“The gods do not deduct from man’s allotted span the hours spent in fishing.” ~Herber Hoover
Every once in a while (far too infrequent I might add), I have the opportunity to take some time off away from consulting and writing and go fishing. The phrase: Gone Fishing, has a great deal contained in those two little words.
One meaning of the word “gone” is physically away from here, my office or normal routine. And this week I am “gone” to Patagonia, Argentina to a remote lake called Lago Strobel (affectionately known by serious anglers as Jurassic Lake – more to come on this). If you fly 3 hours southwest from Buenos Aires to El Calafate in Patagonia near the border with Chile, then drive for about 4 hours over a combination of paved roads and dirt tracks, you reach the Estancia Laguna Verde Lodge, a private fishing lodge owned by a friend of mine, Luciano Alba and his father. And in this case, gone refers to being in the middle of nowhere. The area is a huge flat landscape created by a gigantic lava flow millions of years ago. Scattered about this large area are lakes surrounded by lava cliffs. You might as well be on the surface of the moon since that’s what the area looks like. Far away from the crowded streets, cars and tall buildings in my hometown of London.
But “gone” can also refer to a state of mind. (Some people might argue that I am mostly mentally gone). In this sense Gone Fishing refers to the ability to mentally change gears, slow down the mental popcorn machine in our heads, flatline the noise, worries and concerns, and totally unplug from daily routines. Think of it as a mental holiday where the wind, cold, rain, landscape and task of flyfishing in a gale puts your mental dynamometer in slow motion. You can’t things happen and you can’t order the fish to cooperate. You just slide into a groove that is both soothing and totally refreshing.

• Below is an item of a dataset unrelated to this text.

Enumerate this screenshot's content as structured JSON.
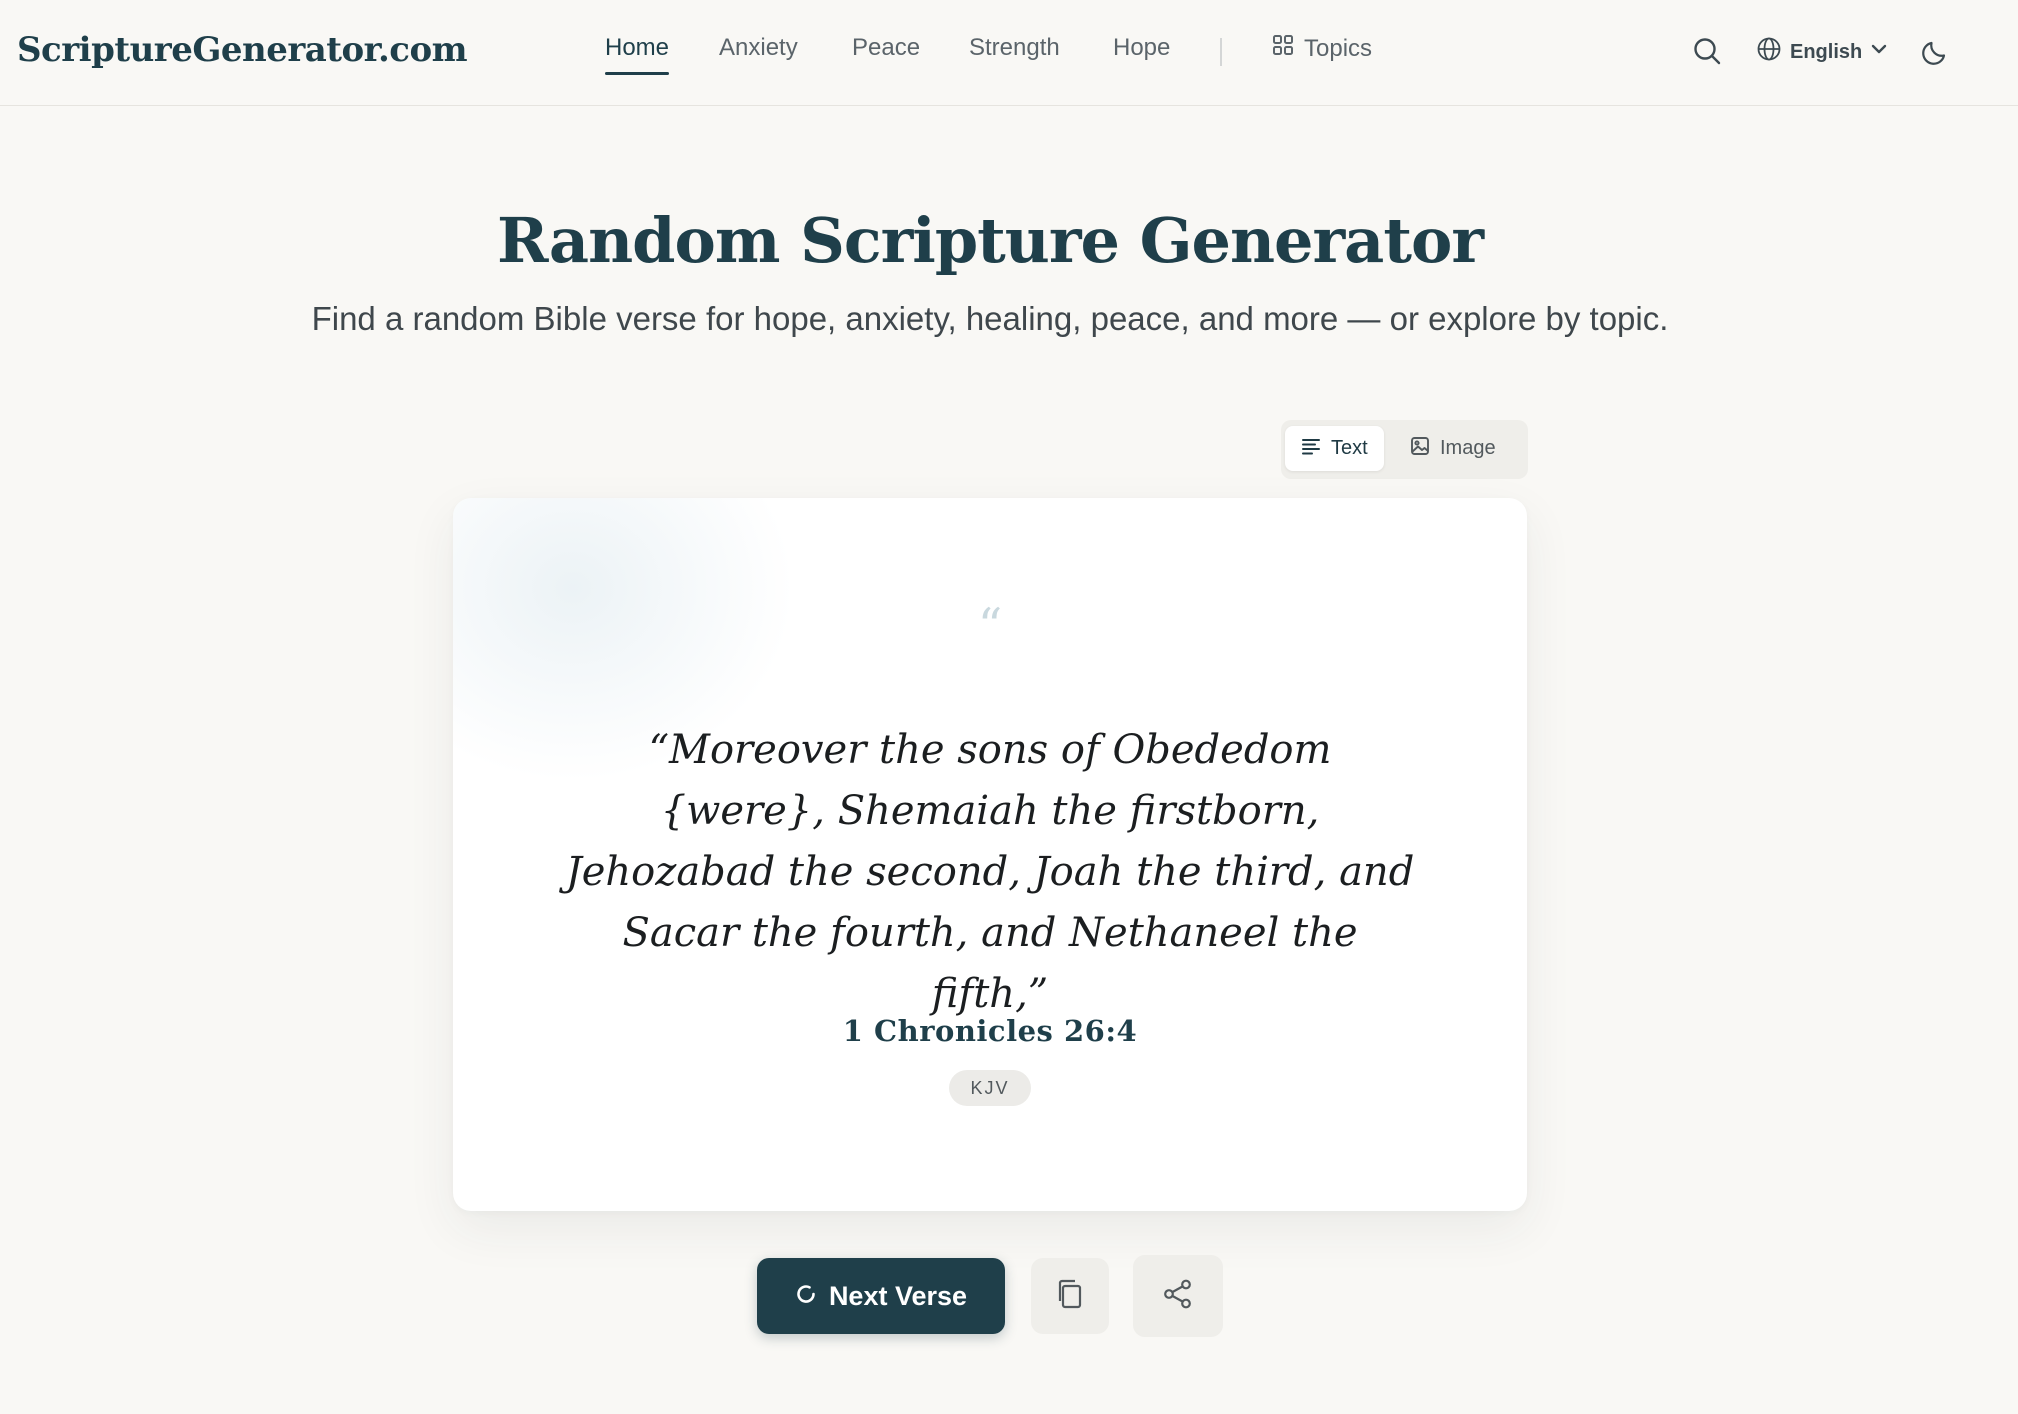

Now “Fishing” is definitely a complex word with multiple meanings. And they call it fishing, not catching, for a reason. Catching would be taking a giant scoop net and scouring the lake or river and hauling in a truck load of fish.
But flyfishing, which is what we do at Lago Strobel, is a series of connected elements between the angler and the fish, any of which can go wrong to such a degree that catching is rare, but the fishing is continuous. If you are not actually fishing, casting your fly into the water and retrieving it, then you are thinking about fishing. It is all-consuming.
It’s the challenge to get all the various elements aligned (right flyline, right leader size, right style of fly, the right cast to the right area in the right wind conditions, and present the fly in just the right manner to entice the fish to strike, if there is a fish there at that very moment or if you fly moves along to where a fish is actually waiting for a morsel of food to come by). As you can see, ample opportunity for something to go wrong, and it usually does. At least once a trip I stick a large hook in my hat, or worse yet my ear, when the wind blows my flyline off course onto my head.
Believe it or not, the catching is nice, but the entire process of being out in the wild fishing is energizing, invigoration and rejuvenating.
So, there won’t be a blog posting for about 10 days until I return from Patagonia. In the meantime, whatever you are doing, enjoy. I certainly will!
“Three-fourths of the Earth’s surface is water, and one-fourth is land. It is quite clear that the good Lord intended us to spend triple the amount of time fishing as taking care of the lawn.” ~Chuck Clark
Written and Posted by: John R. Childress
Senior Executive Advisor on Leadership, Culture and Strategy Execution Issues,
Business Author and Advisor to CEOs
Visiting Professor, IE Business School, Madrid
John also writes thriller novels!